» Instructions to follow
Scan the records for the string "Physics" and copy every line that holds it.

» Data listing

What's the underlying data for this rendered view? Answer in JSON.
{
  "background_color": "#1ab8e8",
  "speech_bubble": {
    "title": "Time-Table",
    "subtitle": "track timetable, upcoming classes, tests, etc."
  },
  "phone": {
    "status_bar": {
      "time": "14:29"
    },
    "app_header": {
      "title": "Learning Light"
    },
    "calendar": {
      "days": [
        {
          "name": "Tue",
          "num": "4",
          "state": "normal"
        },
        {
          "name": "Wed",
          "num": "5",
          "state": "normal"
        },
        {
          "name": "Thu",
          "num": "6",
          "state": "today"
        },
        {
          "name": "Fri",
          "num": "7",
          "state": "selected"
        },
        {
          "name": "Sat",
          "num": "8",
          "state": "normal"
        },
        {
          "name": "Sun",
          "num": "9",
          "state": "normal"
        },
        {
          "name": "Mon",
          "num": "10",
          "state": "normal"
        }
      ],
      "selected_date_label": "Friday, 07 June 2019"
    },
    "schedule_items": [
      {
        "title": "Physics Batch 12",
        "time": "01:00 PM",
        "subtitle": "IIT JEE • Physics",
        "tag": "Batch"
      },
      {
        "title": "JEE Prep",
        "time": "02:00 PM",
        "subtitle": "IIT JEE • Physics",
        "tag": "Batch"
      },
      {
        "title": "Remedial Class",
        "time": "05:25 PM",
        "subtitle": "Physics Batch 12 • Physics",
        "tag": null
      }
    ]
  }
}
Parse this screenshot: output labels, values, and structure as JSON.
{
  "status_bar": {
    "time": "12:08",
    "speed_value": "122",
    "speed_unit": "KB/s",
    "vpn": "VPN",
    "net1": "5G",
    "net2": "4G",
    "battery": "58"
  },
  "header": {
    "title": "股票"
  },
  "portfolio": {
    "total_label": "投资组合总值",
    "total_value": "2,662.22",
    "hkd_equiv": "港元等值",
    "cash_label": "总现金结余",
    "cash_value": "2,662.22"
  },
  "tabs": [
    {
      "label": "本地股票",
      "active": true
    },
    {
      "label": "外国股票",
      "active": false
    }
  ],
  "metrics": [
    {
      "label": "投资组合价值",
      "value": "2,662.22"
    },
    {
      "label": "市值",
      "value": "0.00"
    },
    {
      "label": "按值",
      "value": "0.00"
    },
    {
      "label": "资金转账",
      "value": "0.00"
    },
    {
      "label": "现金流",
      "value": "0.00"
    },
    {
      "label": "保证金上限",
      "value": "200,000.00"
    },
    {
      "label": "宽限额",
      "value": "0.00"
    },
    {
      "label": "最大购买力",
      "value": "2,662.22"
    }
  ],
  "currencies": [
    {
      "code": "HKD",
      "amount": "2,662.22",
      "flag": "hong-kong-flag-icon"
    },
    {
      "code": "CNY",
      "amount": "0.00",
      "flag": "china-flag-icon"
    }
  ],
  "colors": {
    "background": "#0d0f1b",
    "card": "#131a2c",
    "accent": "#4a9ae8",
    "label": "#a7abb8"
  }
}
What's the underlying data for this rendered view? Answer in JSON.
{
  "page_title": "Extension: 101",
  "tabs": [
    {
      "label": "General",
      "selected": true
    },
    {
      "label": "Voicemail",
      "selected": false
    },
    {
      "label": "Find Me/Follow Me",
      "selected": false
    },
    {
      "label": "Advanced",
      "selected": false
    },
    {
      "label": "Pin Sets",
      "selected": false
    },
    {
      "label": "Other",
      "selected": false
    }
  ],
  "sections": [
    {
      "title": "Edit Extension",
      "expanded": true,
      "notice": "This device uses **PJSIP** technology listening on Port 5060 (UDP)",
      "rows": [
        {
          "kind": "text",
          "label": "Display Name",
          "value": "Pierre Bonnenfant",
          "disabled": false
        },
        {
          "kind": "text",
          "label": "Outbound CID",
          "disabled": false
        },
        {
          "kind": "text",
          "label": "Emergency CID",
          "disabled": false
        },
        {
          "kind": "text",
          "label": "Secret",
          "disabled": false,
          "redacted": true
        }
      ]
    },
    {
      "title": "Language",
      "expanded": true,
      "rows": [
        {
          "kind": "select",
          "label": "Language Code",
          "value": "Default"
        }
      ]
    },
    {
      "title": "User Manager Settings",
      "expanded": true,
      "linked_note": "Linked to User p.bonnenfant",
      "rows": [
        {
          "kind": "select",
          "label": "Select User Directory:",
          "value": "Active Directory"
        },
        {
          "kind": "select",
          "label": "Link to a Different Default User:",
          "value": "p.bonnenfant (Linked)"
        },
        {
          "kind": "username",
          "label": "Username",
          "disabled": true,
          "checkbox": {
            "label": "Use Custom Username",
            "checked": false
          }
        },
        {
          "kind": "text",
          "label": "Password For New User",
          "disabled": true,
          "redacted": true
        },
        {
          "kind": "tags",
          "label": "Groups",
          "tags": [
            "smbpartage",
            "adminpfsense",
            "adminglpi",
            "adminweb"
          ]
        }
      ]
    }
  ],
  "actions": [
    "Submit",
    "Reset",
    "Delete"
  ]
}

» Answer for this exercise
        "title": "Physics Batch 12",
        "subtitle": "IIT JEE • Physics",
        "subtitle": "IIT JEE • Physics",
        "subtitle": "Physics Batch 12 • Physics",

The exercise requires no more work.